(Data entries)
####################

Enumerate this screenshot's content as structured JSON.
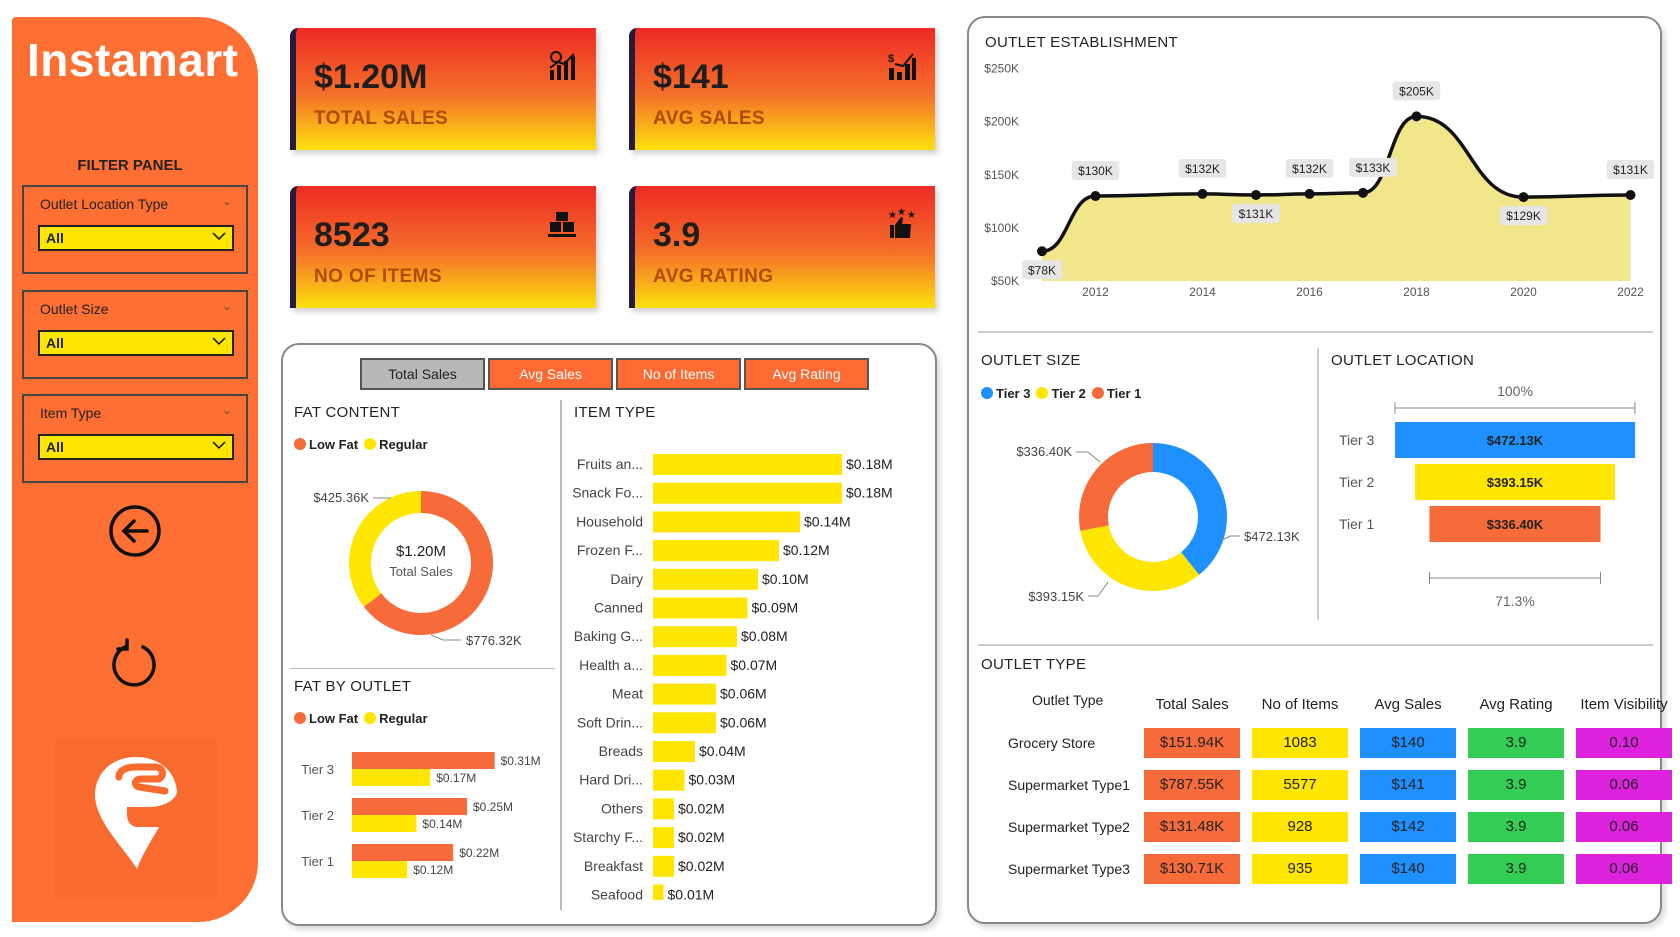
{
  "app": {
    "title": "Instamart",
    "filter_panel_title": "FILTER PANEL"
  },
  "filters": [
    {
      "label": "Outlet Location Type",
      "value": "All"
    },
    {
      "label": "Outlet Size",
      "value": "All"
    },
    {
      "label": "Item Type",
      "value": "All"
    }
  ],
  "kpis": [
    {
      "value": "$1.20M",
      "label": "TOTAL SALES",
      "icon": "sales-chart-icon"
    },
    {
      "value": "$141",
      "label": "AVG SALES",
      "icon": "dollar-bars-icon"
    },
    {
      "value": "8523",
      "label": "NO OF ITEMS",
      "icon": "boxes-icon"
    },
    {
      "value": "3.9",
      "label": "AVG RATING",
      "icon": "thumbs-up-stars-icon"
    }
  ],
  "tabs": [
    {
      "label": "Total Sales",
      "active": true
    },
    {
      "label": "Avg Sales",
      "active": false
    },
    {
      "label": "No of Items",
      "active": false
    },
    {
      "label": "Avg Rating",
      "active": false
    }
  ],
  "colors": {
    "orange": "#fe6a31",
    "yellow": "#ffe600",
    "blue": "#1e90ff",
    "green": "#33cc55",
    "magenta": "#dd22dd",
    "red_orange": "#f76b3a"
  },
  "fat_content": {
    "title": "FAT CONTENT",
    "legend": [
      "Low Fat",
      "Regular"
    ],
    "center_value": "$1.20M",
    "center_label": "Total Sales"
  },
  "fat_by_outlet": {
    "title": "FAT BY OUTLET",
    "legend": [
      "Low Fat",
      "Regular"
    ]
  },
  "item_type": {
    "title": "ITEM TYPE"
  },
  "outlet_establishment": {
    "title": "OUTLET ESTABLISHMENT"
  },
  "outlet_size": {
    "title": "OUTLET SIZE",
    "legend": [
      "Tier 3",
      "Tier 2",
      "Tier 1"
    ]
  },
  "outlet_location": {
    "title": "OUTLET LOCATION",
    "top_pct": "100%",
    "bottom_pct": "71.3%"
  },
  "outlet_type": {
    "title": "OUTLET TYPE",
    "columns": [
      "Outlet Type",
      "Total Sales",
      "No of Items",
      "Avg Sales",
      "Avg Rating",
      "Item Visibility"
    ],
    "rows": [
      [
        "Grocery Store",
        "$151.94K",
        "1083",
        "$140",
        "3.9",
        "0.10"
      ],
      [
        "Supermarket Type1",
        "$787.55K",
        "5577",
        "$141",
        "3.9",
        "0.06"
      ],
      [
        "Supermarket Type2",
        "$131.48K",
        "928",
        "$142",
        "3.9",
        "0.06"
      ],
      [
        "Supermarket Type3",
        "$130.71K",
        "935",
        "$140",
        "3.9",
        "0.06"
      ]
    ]
  },
  "chart_data": [
    {
      "type": "pie",
      "title": "FAT CONTENT",
      "categories": [
        "Low Fat",
        "Regular"
      ],
      "values": [
        776.32,
        425.36
      ],
      "labels": [
        "$776.32K",
        "$425.36K"
      ],
      "unit": "K"
    },
    {
      "type": "bar",
      "title": "FAT BY OUTLET",
      "orientation": "horizontal",
      "categories": [
        "Tier 3",
        "Tier 2",
        "Tier 1"
      ],
      "series": [
        {
          "name": "Low Fat",
          "values": [
            0.31,
            0.25,
            0.22
          ],
          "labels": [
            "$0.31M",
            "$0.25M",
            "$0.22M"
          ]
        },
        {
          "name": "Regular",
          "values": [
            0.17,
            0.14,
            0.12
          ],
          "labels": [
            "$0.17M",
            "$0.14M",
            "$0.12M"
          ]
        }
      ]
    },
    {
      "type": "bar",
      "title": "ITEM TYPE",
      "orientation": "horizontal",
      "categories": [
        "Fruits an...",
        "Snack Fo...",
        "Household",
        "Frozen F...",
        "Dairy",
        "Canned",
        "Baking G...",
        "Health a...",
        "Meat",
        "Soft Drin...",
        "Breads",
        "Hard Dri...",
        "Others",
        "Starchy F...",
        "Breakfast",
        "Seafood"
      ],
      "values": [
        0.18,
        0.18,
        0.14,
        0.12,
        0.1,
        0.09,
        0.08,
        0.07,
        0.06,
        0.06,
        0.04,
        0.03,
        0.02,
        0.02,
        0.02,
        0.01
      ],
      "labels": [
        "$0.18M",
        "$0.18M",
        "$0.14M",
        "$0.12M",
        "$0.10M",
        "$0.09M",
        "$0.08M",
        "$0.07M",
        "$0.06M",
        "$0.06M",
        "$0.04M",
        "$0.03M",
        "$0.02M",
        "$0.02M",
        "$0.02M",
        "$0.01M"
      ]
    },
    {
      "type": "area",
      "title": "OUTLET ESTABLISHMENT",
      "x": [
        2011,
        2012,
        2014,
        2015,
        2016,
        2017,
        2018,
        2020,
        2022
      ],
      "values": [
        78,
        130,
        132,
        131,
        132,
        133,
        205,
        129,
        131
      ],
      "labels": [
        "$78K",
        "$130K",
        "$132K",
        "$131K",
        "$132K",
        "$133K",
        "$205K",
        "$129K",
        "$131K"
      ],
      "xticks": [
        "2012",
        "2014",
        "2016",
        "2018",
        "2020",
        "2022"
      ],
      "yticks": [
        "$50K",
        "$100K",
        "$150K",
        "$200K",
        "$250K"
      ],
      "ylim": [
        50,
        250
      ]
    },
    {
      "type": "pie",
      "title": "OUTLET SIZE",
      "categories": [
        "Tier 3",
        "Tier 2",
        "Tier 1"
      ],
      "values": [
        472.13,
        393.15,
        336.4
      ],
      "labels": [
        "$472.13K",
        "$393.15K",
        "$336.40K"
      ]
    },
    {
      "type": "bar",
      "title": "OUTLET LOCATION",
      "subtype": "funnel",
      "categories": [
        "Tier 3",
        "Tier 2",
        "Tier 1"
      ],
      "values": [
        472.13,
        393.15,
        336.4
      ],
      "labels": [
        "$472.13K",
        "$393.15K",
        "$336.40K"
      ]
    }
  ]
}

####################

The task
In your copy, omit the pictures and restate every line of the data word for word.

Output for this task
Enumerate this screenshot's content as structured JSON.
{
  "app": {
    "title": "Instamart",
    "filter_panel_title": "FILTER PANEL"
  },
  "filters": [
    {
      "label": "Outlet Location Type",
      "value": "All"
    },
    {
      "label": "Outlet Size",
      "value": "All"
    },
    {
      "label": "Item Type",
      "value": "All"
    }
  ],
  "kpis": [
    {
      "value": "$1.20M",
      "label": "TOTAL SALES",
      "icon": "sales-chart-icon"
    },
    {
      "value": "$141",
      "label": "AVG SALES",
      "icon": "dollar-bars-icon"
    },
    {
      "value": "8523",
      "label": "NO OF ITEMS",
      "icon": "boxes-icon"
    },
    {
      "value": "3.9",
      "label": "AVG RATING",
      "icon": "thumbs-up-stars-icon"
    }
  ],
  "tabs": [
    {
      "label": "Total Sales",
      "active": true
    },
    {
      "label": "Avg Sales",
      "active": false
    },
    {
      "label": "No of Items",
      "active": false
    },
    {
      "label": "Avg Rating",
      "active": false
    }
  ],
  "colors": {
    "orange": "#fe6a31",
    "yellow": "#ffe600",
    "blue": "#1e90ff",
    "green": "#33cc55",
    "magenta": "#dd22dd",
    "red_orange": "#f76b3a"
  },
  "fat_content": {
    "title": "FAT CONTENT",
    "legend": [
      "Low Fat",
      "Regular"
    ],
    "center_value": "$1.20M",
    "center_label": "Total Sales"
  },
  "fat_by_outlet": {
    "title": "FAT BY OUTLET",
    "legend": [
      "Low Fat",
      "Regular"
    ]
  },
  "item_type": {
    "title": "ITEM TYPE"
  },
  "outlet_establishment": {
    "title": "OUTLET ESTABLISHMENT"
  },
  "outlet_size": {
    "title": "OUTLET SIZE",
    "legend": [
      "Tier 3",
      "Tier 2",
      "Tier 1"
    ]
  },
  "outlet_location": {
    "title": "OUTLET LOCATION",
    "top_pct": "100%",
    "bottom_pct": "71.3%"
  },
  "outlet_type": {
    "title": "OUTLET TYPE",
    "columns": [
      "Outlet Type",
      "Total Sales",
      "No of Items",
      "Avg Sales",
      "Avg Rating",
      "Item Visibility"
    ],
    "rows": [
      [
        "Grocery Store",
        "$151.94K",
        "1083",
        "$140",
        "3.9",
        "0.10"
      ],
      [
        "Supermarket Type1",
        "$787.55K",
        "5577",
        "$141",
        "3.9",
        "0.06"
      ],
      [
        "Supermarket Type2",
        "$131.48K",
        "928",
        "$142",
        "3.9",
        "0.06"
      ],
      [
        "Supermarket Type3",
        "$130.71K",
        "935",
        "$140",
        "3.9",
        "0.06"
      ]
    ]
  },
  "chart_data": [
    {
      "type": "pie",
      "title": "FAT CONTENT",
      "categories": [
        "Low Fat",
        "Regular"
      ],
      "values": [
        776.32,
        425.36
      ],
      "labels": [
        "$776.32K",
        "$425.36K"
      ],
      "unit": "K"
    },
    {
      "type": "bar",
      "title": "FAT BY OUTLET",
      "orientation": "horizontal",
      "categories": [
        "Tier 3",
        "Tier 2",
        "Tier 1"
      ],
      "series": [
        {
          "name": "Low Fat",
          "values": [
            0.31,
            0.25,
            0.22
          ],
          "labels": [
            "$0.31M",
            "$0.25M",
            "$0.22M"
          ]
        },
        {
          "name": "Regular",
          "values": [
            0.17,
            0.14,
            0.12
          ],
          "labels": [
            "$0.17M",
            "$0.14M",
            "$0.12M"
          ]
        }
      ]
    },
    {
      "type": "bar",
      "title": "ITEM TYPE",
      "orientation": "horizontal",
      "categories": [
        "Fruits an...",
        "Snack Fo...",
        "Household",
        "Frozen F...",
        "Dairy",
        "Canned",
        "Baking G...",
        "Health a...",
        "Meat",
        "Soft Drin...",
        "Breads",
        "Hard Dri...",
        "Others",
        "Starchy F...",
        "Breakfast",
        "Seafood"
      ],
      "values": [
        0.18,
        0.18,
        0.14,
        0.12,
        0.1,
        0.09,
        0.08,
        0.07,
        0.06,
        0.06,
        0.04,
        0.03,
        0.02,
        0.02,
        0.02,
        0.01
      ],
      "labels": [
        "$0.18M",
        "$0.18M",
        "$0.14M",
        "$0.12M",
        "$0.10M",
        "$0.09M",
        "$0.08M",
        "$0.07M",
        "$0.06M",
        "$0.06M",
        "$0.04M",
        "$0.03M",
        "$0.02M",
        "$0.02M",
        "$0.02M",
        "$0.01M"
      ]
    },
    {
      "type": "area",
      "title": "OUTLET ESTABLISHMENT",
      "x": [
        2011,
        2012,
        2014,
        2015,
        2016,
        2017,
        2018,
        2020,
        2022
      ],
      "values": [
        78,
        130,
        132,
        131,
        132,
        133,
        205,
        129,
        131
      ],
      "labels": [
        "$78K",
        "$130K",
        "$132K",
        "$131K",
        "$132K",
        "$133K",
        "$205K",
        "$129K",
        "$131K"
      ],
      "xticks": [
        "2012",
        "2014",
        "2016",
        "2018",
        "2020",
        "2022"
      ],
      "yticks": [
        "$50K",
        "$100K",
        "$150K",
        "$200K",
        "$250K"
      ],
      "ylim": [
        50,
        250
      ]
    },
    {
      "type": "pie",
      "title": "OUTLET SIZE",
      "categories": [
        "Tier 3",
        "Tier 2",
        "Tier 1"
      ],
      "values": [
        472.13,
        393.15,
        336.4
      ],
      "labels": [
        "$472.13K",
        "$393.15K",
        "$336.40K"
      ]
    },
    {
      "type": "bar",
      "title": "OUTLET LOCATION",
      "subtype": "funnel",
      "categories": [
        "Tier 3",
        "Tier 2",
        "Tier 1"
      ],
      "values": [
        472.13,
        393.15,
        336.4
      ],
      "labels": [
        "$472.13K",
        "$393.15K",
        "$336.40K"
      ]
    }
  ]
}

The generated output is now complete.